|View en route to the Château de Beynac|
|Perhaps this dame was cheering us on as we made the |
not-so-easy climb to Château de Beyac.
|A bench invites us to stop and catch our breath en route to Château de Beynac.|
Une femme trés sympa greets us when we finally arrive at the château, and we don’t at all blame her for the extra half-euro charged for a one-page castle guide. (I mean, come on! Couldn’t that cost be included in the 8-euro admission?)
Even before the fortress was built, Beynac’s location, at the top of a limestone cliff, made it a desireable stratetic destination. Prehistoric relics in the nearby caves suggest that reindeer hunters inhabited the area long ago. Barbarians and Normans tried their hand at domination. Eventually, in 1050, Hélie de Beynac, “the first known and recorded lord,” according to the Beynac-Cazenac website, began building what would eventually become a huge fortification.
|Window seat in Château de Beynac|
In 1189, Richard the Lionhearted of England captured the castle and it remained in English hands until Richard was killed during the siege of Chalus, near Limoges, in 1199. Afterward, the castle returned to the hands of the French for 161 years.

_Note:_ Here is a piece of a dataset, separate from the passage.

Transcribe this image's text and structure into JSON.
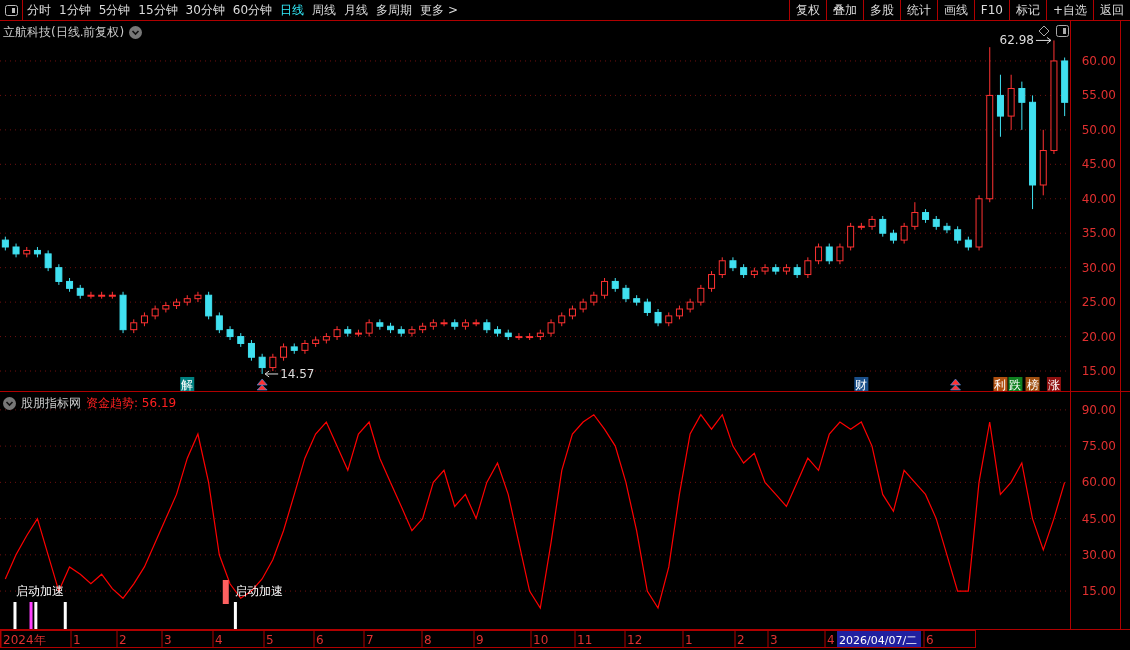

The Treaty of Bretigny, signed in 1360 returned control to the English where it remained until France’s victory at Castillon-la-Bataille ended the 100-Years War.
|Colorful frescos from the 14th or 15th century on the wall of the oratory at |
Beynac are being restored by the French Ministry of Culture and Communication.
|Interior room in Château de Beynac|
Jumping ahead a few centuries, the castle was purchased in 1962 by Lucien Grosso who began restoration work, which continues in several sections of the fortress.
Not surprising given its location, visitors to Beynac-et-Cazenac can enjoy sweeping views of the valleys on both sides of the Dordogne river. Looking across, we spot Beynac’s neighboring castle, Château de Castelnaud.
|An impressive neighbor: Château de Castelnaud|
According to Wikipedia, Château de Beynac, has served as a film location for several films including “Ever After” (1998) and Jeanne d’Arc (1999). The village was a location for Lasse Halleström’s “Chocolat” (2000).